[THE INPUT — start]

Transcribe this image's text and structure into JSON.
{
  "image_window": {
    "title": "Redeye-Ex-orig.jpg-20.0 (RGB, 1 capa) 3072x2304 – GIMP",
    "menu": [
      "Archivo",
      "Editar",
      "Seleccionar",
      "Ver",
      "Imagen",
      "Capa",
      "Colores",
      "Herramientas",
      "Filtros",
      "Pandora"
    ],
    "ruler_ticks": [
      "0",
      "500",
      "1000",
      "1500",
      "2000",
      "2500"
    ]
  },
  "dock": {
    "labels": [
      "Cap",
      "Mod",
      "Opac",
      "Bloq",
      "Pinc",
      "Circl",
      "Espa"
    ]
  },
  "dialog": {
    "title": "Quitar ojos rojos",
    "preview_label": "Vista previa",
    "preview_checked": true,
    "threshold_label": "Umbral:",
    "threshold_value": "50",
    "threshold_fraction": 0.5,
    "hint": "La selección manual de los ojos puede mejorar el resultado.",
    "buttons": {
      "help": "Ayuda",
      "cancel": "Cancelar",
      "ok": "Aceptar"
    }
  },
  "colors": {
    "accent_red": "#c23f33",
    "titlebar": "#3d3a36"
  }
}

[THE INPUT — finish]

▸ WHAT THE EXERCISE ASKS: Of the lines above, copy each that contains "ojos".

▸ TASK RESPONSE:
    "title": "Quitar ojos rojos",
    "hint": "La selección manual de los ojos puede mejorar el resultado.",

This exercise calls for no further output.